Alcohol Use and Frailty in Community-Dwelling Older Persons Aged 65 to 70 Years

J Frailty Aging. 2014;3(1):9-14. doi: 10.14283/jfa.2014.2.


Background: Alcohol use has beneficial as well as adverse consequences on health, but few studies examined its role in the development of age-related frailty.

Objectives: To describe the cross-sectional and longitudinal association between alcohol intake and frailty in older persons.

Design: The Lausanne cohort 65+ population-based study, launched in 2004.

Setting: Community.

Participants: One thousand five hundred sixty-four persons aged 65-70 years.

Measurements: Annual data collection included demographics, health and functional status, extended by a physical examination every 3 years. Alcohol use (AUDIT-C), and Fried's frailty criteria were measured at baseline and 3-year follow-up. Participants were categorized into robust (0 frailty criterion) and vulnerable (1+ criteria).

Results: Few participants (13.0%) reported no alcohol consumption over the past year, 57.8% were light-to-moderate drinkers, while 29.3% drank above recommended thresholds (18.7% "at risk" and 10.5% "heavy" drinkers). At baseline, vulnerability was most frequent in non-drinkers (43.0%), least frequent in light-to-moderate drinkers (26.2%), and amounted to 31.9% in "heavy" drinkers showing a reverse J-curve pattern.
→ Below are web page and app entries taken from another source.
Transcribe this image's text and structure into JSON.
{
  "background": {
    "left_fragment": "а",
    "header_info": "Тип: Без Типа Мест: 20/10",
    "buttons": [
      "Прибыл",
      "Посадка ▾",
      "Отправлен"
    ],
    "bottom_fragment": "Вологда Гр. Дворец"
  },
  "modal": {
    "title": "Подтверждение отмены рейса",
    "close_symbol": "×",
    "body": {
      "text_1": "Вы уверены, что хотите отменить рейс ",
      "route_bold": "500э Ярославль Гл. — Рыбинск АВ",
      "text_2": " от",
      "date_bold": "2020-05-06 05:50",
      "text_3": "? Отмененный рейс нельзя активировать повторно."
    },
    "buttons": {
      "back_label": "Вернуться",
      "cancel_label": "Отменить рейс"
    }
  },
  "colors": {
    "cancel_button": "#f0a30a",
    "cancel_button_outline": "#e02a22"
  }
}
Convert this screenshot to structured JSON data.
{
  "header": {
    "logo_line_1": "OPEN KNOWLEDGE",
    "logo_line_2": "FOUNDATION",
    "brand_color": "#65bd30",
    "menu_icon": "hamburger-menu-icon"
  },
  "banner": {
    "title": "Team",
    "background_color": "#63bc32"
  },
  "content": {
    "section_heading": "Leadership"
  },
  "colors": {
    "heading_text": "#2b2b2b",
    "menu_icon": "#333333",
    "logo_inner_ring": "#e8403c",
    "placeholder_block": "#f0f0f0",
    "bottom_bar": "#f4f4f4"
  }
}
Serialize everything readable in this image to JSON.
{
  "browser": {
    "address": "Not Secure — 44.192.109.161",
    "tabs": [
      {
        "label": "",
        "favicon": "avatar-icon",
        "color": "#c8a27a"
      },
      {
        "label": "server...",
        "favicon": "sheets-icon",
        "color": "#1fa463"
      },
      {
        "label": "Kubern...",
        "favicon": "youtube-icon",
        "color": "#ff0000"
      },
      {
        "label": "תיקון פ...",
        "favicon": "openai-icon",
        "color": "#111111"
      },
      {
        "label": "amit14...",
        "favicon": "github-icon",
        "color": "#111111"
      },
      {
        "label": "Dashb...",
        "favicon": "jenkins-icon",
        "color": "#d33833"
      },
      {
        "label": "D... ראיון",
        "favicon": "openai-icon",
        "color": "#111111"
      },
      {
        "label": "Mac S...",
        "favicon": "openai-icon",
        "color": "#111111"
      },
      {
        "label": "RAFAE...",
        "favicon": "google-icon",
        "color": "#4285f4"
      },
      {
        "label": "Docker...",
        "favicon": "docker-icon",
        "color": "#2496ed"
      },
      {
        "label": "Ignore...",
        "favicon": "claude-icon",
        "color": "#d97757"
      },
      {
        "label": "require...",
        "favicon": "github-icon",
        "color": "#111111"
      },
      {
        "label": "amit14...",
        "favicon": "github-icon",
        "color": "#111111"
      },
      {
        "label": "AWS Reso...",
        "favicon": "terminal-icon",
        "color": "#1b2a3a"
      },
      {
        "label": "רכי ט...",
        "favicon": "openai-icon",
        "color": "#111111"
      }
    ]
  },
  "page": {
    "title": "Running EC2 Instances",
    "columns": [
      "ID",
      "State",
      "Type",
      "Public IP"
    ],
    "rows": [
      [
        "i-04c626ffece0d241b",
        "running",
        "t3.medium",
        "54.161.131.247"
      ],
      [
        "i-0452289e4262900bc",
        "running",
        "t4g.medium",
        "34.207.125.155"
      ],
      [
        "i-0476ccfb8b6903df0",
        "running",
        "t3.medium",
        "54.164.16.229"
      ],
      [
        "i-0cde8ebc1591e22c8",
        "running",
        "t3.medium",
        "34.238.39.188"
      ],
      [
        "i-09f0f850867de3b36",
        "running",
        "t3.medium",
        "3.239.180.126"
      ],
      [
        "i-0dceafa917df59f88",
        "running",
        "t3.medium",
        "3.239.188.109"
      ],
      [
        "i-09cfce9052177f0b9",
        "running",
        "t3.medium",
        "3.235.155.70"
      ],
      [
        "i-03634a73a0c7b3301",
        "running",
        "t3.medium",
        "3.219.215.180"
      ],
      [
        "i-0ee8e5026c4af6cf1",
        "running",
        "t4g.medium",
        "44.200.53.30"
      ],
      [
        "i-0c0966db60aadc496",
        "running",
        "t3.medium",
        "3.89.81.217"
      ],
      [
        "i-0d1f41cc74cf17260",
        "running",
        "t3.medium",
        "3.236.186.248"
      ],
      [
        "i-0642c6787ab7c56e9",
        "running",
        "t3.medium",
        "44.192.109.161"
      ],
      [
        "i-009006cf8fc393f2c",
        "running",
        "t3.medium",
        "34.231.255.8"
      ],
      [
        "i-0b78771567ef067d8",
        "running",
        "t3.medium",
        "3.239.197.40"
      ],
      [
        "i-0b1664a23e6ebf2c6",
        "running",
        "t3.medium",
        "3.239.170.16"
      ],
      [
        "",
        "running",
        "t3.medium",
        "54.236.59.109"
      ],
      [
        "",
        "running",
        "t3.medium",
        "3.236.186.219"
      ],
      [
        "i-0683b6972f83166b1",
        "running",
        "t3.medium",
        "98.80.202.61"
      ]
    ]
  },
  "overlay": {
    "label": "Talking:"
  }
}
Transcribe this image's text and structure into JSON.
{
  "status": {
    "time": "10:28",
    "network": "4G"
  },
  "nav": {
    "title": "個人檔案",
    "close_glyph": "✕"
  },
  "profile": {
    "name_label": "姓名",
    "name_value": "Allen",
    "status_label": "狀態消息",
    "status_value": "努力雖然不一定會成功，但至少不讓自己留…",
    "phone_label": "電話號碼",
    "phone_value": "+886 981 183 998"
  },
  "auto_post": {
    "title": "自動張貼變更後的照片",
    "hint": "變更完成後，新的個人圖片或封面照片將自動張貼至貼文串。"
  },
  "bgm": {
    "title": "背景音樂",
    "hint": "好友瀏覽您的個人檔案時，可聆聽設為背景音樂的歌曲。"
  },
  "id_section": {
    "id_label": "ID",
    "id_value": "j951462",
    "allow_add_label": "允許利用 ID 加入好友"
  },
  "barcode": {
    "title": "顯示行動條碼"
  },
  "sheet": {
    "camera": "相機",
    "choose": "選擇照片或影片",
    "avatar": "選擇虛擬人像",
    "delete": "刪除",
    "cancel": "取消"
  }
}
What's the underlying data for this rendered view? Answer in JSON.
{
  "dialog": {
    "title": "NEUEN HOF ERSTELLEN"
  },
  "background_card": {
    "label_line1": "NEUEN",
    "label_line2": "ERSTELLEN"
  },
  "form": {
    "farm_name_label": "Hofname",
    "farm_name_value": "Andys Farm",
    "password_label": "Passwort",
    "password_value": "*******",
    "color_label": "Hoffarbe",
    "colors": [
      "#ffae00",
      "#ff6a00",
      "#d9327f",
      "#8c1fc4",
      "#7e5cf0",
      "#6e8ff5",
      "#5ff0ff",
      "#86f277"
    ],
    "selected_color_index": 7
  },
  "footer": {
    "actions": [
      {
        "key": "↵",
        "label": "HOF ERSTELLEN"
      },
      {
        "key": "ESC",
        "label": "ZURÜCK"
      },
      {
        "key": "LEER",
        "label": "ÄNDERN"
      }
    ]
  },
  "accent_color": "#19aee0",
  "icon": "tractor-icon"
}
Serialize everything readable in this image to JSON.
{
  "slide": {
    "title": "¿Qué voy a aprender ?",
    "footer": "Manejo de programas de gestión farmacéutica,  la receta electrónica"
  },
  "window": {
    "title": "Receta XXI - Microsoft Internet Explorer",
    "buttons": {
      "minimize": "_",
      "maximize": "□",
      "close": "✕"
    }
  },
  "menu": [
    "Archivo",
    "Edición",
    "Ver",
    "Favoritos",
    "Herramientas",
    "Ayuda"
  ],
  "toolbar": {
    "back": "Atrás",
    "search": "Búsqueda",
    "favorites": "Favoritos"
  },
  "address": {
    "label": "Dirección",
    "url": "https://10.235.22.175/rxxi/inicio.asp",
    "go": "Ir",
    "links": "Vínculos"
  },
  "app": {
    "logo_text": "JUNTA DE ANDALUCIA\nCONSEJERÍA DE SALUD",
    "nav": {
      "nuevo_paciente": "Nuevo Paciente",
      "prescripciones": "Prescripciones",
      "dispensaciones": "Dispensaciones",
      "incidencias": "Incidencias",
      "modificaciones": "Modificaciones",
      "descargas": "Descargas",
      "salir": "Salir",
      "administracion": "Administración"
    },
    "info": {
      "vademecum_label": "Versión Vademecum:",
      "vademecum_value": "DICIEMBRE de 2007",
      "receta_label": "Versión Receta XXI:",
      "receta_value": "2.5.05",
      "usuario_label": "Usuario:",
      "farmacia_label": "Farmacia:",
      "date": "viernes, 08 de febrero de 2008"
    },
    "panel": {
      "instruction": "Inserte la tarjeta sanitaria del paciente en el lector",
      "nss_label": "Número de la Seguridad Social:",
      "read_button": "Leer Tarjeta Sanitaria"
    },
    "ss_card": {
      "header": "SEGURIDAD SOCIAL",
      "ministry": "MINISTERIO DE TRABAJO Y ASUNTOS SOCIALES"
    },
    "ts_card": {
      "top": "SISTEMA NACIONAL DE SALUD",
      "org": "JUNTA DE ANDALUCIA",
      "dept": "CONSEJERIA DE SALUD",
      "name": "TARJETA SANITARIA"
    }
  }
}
In multivariate analysis, compared to light-to-moderate drinkers, non-drinkers had twice higher odds of prevalent (adjOR: 2.24; 95%CI:1.39-3.59; p=.001), as well as 3-year incident vulnerability (adjOR: 2.00; 95%CI:1.02-3.91; p=.043). No significant association was observed among "at risk" and "heavy" drinkers.

Conclusion: Non-drinkers had two-times higher odds of prevalent and 3-year incident vulnerability, even after adjusting for their baseline poorer health status. Although residual confounding is still possible, these results likely reflect a healthy survival effect among drinkers while those who experienced health- or alcohol-related problems stopped drinking earlier.